When it comes to new techniques or trends when removing wraps, Roba noted, “There do appear to be more chemical methods being promoted, as they are designed to revitalize the vinyl to make removal easier. By revitalizing the vinyl, it softens on the substrate and helps prevent the material from snapping during removal.”
“If a wrap is created with a quality cast material and brand it should remove fairly easy within four to five years of the installation and the demographics of where the vehicle was. I am speaking primarily for the Midwest,” said Grillo.
Most vinyl manufacturers have premium product lines that are clean removing which typically means they guarantee no more than 25 percent of the adhesive will be left behind during removal,” said Curtis. “This has been the standard for many years.”
Film Removal Tips from 3M Commercial Graphics Solutions
Consider a graphic film’s efficiency beyond just installation
When you’re estimating how much time you’ll spend on a graphic film project, you likely think about the installation characteristics of the film and the size of the area to be covered. But many times, your job doesn’t end there. What happens at the end of the film’s life, when your customer is ready to change it? Consider these tips to make the graphic removal process smoother and more efficient:
- Your choice of film will have the biggest impact on the ease of removal after use. Films are available with changeable, removable or permanent adhesives to fit the needs of your project. Work closely with your customer to identify their needs and which film will best meet them.

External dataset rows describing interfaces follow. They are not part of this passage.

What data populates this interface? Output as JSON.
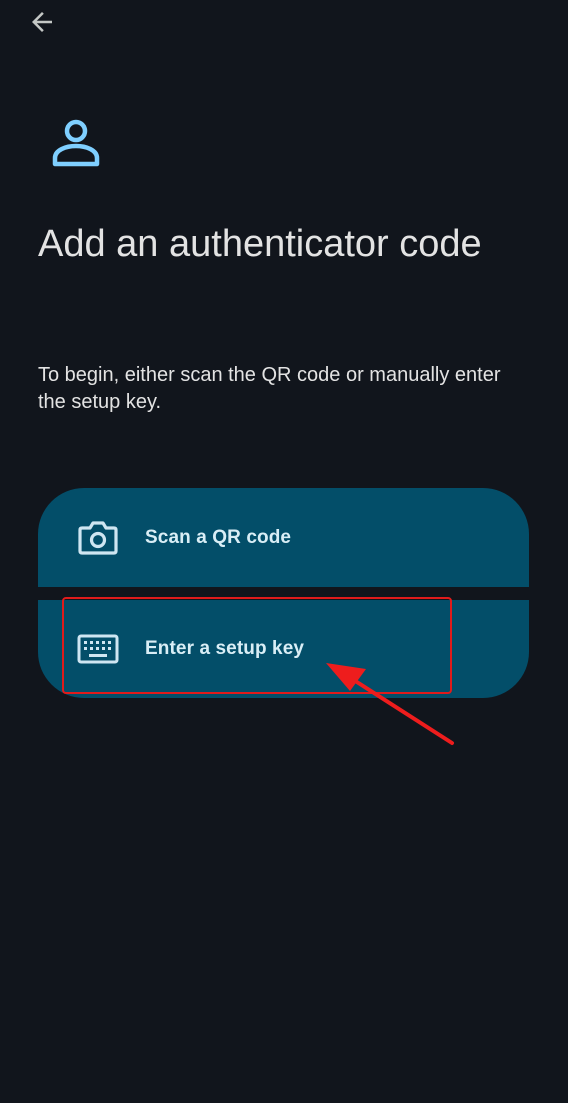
{
  "header": {
    "back_icon": "arrow-left-icon"
  },
  "hero": {
    "icon": "person-icon"
  },
  "title": "Add an authenticator code",
  "description": "To begin, either scan the QR code or manually enter the setup key.",
  "options": [
    {
      "label": "Scan a QR code",
      "icon": "camera-icon"
    },
    {
      "label": "Enter a setup key",
      "icon": "keyboard-icon"
    }
  ],
  "annotation": {
    "highlight_color": "#e01b1b",
    "arrow_color": "#ee1d1d"
  },
  "colors": {
    "background": "#11151c",
    "option_background": "#034e69",
    "accent": "#7fcfff",
    "text": "#e3e3e3"
  }
}
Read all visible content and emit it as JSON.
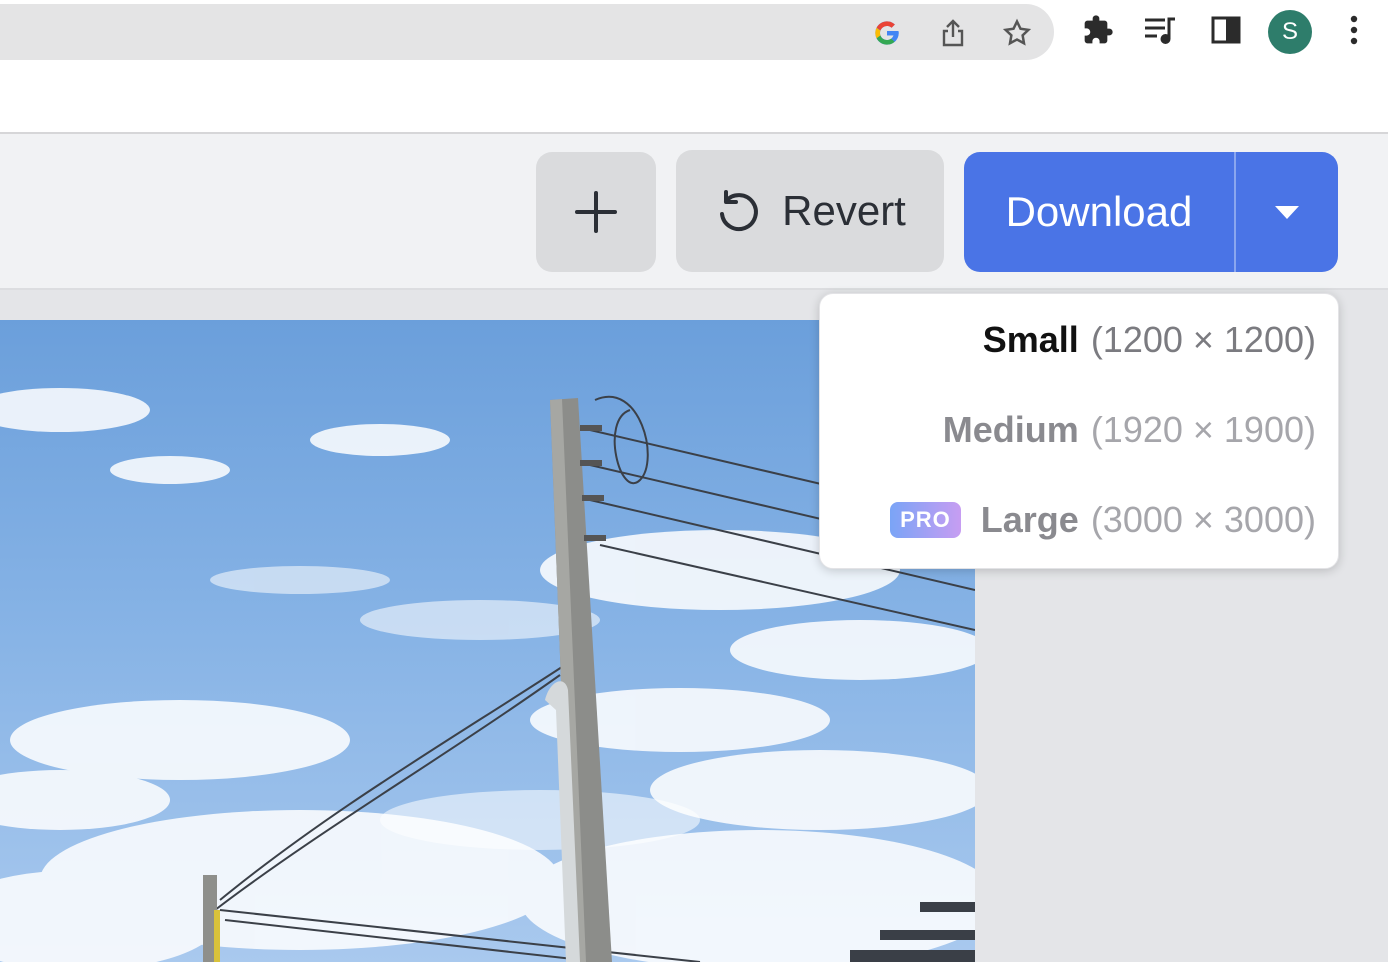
{
  "browser": {
    "icons": [
      "google-icon",
      "share-icon",
      "bookmark-star-icon",
      "extensions-icon",
      "media-control-icon",
      "side-panel-icon",
      "kebab-menu-icon"
    ],
    "profile_initial": "S",
    "profile_color": "#2e7d6b"
  },
  "toolbar": {
    "add_icon": "plus-icon",
    "revert_label": "Revert",
    "download_label": "Download",
    "accent_color": "#4a74e6"
  },
  "download_menu": {
    "items": [
      {
        "name": "Small",
        "dims": "(1200 × 1200)",
        "badge": ""
      },
      {
        "name": "Medium",
        "dims": "(1920 × 1900)",
        "badge": ""
      },
      {
        "name": "Large",
        "dims": "(3000 × 3000)",
        "badge": "PRO"
      }
    ]
  }
}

- The condition of the substrate also plays a big role in the removal process. When applying graphic film over a painted surface, remember that the more oxidized the paint is, the more film will adhere to it. Sometimes, old paint can make removal more difficult than usual.
- The thickness of your graphic has an important effect on removal as well. For greater ease in removal, opt for thicker materials like overlaminate films instead of clear coats. With thicker construction, films don't tear as easily upon removal.
- The age of the graphic at removal can make a difference in how easily it peels away. As materials age, they break down and become more difficult to remove. Keep in touch with customers to help them remember when the graphic’s recommended lifespan is up.
- Heat is your friend in the removal of many films. If you’re removing film from a vehicle, take the work outside and let the sun be your assistant. For indoor installations, heating the graphic with a heat source – such as a weed burner, torch, heat gun or steamer – will aid in easier film removal. Remember that films can become brittle in cold weather, so try to avoid removal when temperatures are below 40° F.
- Follow the manufacturer’s recommended angle of removal. Some films require a high pull-off angle, meaning you pull the film back onto itself for removal. For other films a low angle works better. Using the correct pull-off angle can reduce the amount of adhesive residue left behind, saving you valuable time.
For more in-depth information from 3M about efficient removal of graphic films, check out Faster Removal – Increased Productivity.